[Opening DATA FOR REVIEW section]

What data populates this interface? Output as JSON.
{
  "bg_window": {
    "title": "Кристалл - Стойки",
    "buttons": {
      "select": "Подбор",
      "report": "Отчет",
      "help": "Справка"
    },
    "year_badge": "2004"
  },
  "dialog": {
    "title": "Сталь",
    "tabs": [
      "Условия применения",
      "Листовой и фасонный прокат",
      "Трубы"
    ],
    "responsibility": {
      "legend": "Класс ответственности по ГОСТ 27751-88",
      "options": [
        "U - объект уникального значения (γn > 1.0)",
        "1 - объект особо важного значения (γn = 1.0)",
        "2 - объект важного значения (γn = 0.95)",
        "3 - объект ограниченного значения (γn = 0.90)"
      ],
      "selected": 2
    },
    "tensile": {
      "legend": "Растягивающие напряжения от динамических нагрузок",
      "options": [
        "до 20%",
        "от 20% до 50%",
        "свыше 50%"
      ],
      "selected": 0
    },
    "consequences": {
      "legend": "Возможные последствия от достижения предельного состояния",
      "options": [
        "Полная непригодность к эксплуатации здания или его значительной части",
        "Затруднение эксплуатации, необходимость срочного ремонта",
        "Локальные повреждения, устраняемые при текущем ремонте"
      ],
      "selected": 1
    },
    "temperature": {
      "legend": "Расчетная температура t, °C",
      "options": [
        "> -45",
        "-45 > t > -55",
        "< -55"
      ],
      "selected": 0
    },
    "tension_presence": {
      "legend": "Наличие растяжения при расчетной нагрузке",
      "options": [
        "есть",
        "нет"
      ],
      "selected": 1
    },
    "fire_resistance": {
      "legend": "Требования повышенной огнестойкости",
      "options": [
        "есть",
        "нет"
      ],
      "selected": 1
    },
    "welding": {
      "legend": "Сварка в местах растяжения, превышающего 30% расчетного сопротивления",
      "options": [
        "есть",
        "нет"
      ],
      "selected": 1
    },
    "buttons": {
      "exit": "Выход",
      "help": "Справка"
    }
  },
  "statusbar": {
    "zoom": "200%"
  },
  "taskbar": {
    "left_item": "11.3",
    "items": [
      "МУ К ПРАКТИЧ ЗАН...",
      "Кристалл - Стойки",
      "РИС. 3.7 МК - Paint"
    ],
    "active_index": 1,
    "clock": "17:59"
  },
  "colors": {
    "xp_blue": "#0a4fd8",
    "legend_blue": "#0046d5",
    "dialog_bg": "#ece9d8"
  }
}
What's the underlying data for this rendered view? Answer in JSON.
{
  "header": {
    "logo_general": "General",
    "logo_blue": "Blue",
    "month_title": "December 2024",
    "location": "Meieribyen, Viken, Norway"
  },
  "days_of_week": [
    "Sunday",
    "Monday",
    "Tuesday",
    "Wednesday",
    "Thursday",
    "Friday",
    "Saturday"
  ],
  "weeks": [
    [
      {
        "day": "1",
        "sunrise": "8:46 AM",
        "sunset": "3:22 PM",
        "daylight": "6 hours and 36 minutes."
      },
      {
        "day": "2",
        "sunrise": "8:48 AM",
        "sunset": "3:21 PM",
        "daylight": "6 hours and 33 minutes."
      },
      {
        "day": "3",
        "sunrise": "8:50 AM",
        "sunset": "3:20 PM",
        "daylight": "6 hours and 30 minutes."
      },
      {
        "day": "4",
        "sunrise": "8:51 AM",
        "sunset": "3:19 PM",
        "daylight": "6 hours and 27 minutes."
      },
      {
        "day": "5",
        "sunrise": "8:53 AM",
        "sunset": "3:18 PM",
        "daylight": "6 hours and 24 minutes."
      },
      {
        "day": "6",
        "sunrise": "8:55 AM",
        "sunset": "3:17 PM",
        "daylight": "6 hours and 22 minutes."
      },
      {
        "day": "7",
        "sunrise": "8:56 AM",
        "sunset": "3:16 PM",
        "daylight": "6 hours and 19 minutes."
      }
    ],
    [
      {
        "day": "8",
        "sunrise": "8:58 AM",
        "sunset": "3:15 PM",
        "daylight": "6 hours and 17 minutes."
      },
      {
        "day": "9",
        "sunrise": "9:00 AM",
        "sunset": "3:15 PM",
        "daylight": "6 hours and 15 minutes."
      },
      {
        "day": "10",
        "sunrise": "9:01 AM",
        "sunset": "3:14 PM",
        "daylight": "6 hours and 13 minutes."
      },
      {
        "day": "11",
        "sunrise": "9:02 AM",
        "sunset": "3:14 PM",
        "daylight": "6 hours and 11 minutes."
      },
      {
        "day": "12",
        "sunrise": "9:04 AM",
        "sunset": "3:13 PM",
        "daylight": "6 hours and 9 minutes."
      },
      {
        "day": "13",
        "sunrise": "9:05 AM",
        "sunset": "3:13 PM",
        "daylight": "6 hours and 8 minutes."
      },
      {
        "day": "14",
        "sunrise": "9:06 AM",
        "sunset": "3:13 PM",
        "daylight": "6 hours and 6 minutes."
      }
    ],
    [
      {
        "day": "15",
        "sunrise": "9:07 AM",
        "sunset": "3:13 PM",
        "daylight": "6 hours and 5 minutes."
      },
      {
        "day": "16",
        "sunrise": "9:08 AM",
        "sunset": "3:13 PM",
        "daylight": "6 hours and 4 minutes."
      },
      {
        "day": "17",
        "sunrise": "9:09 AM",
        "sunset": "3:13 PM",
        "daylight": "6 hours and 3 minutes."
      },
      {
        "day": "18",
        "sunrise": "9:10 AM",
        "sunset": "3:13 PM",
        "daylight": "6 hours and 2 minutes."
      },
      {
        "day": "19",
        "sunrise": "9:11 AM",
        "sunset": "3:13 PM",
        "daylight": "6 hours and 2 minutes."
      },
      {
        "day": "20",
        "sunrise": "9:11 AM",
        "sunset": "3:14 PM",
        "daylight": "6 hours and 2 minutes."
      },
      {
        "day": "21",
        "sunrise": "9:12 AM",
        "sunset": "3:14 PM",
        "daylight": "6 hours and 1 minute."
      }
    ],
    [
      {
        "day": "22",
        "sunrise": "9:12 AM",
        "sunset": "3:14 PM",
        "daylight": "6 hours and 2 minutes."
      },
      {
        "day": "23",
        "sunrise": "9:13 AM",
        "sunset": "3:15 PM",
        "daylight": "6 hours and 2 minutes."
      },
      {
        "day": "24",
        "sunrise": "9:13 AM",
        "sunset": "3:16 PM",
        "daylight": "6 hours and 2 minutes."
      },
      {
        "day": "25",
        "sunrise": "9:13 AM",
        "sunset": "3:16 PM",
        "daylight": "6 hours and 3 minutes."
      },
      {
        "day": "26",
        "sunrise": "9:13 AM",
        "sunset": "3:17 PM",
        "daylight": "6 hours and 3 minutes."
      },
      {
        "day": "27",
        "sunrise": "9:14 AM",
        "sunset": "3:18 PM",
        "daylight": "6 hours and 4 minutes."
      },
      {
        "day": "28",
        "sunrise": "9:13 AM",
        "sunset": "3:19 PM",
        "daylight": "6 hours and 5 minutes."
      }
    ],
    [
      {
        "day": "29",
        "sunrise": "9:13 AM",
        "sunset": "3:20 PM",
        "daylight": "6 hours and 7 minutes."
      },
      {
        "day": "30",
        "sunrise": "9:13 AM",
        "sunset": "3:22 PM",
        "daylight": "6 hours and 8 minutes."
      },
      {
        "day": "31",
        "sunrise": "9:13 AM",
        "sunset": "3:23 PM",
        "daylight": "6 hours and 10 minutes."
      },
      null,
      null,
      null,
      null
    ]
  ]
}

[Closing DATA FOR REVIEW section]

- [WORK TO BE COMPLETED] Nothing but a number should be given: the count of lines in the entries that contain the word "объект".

- [ANSWER AREA] 4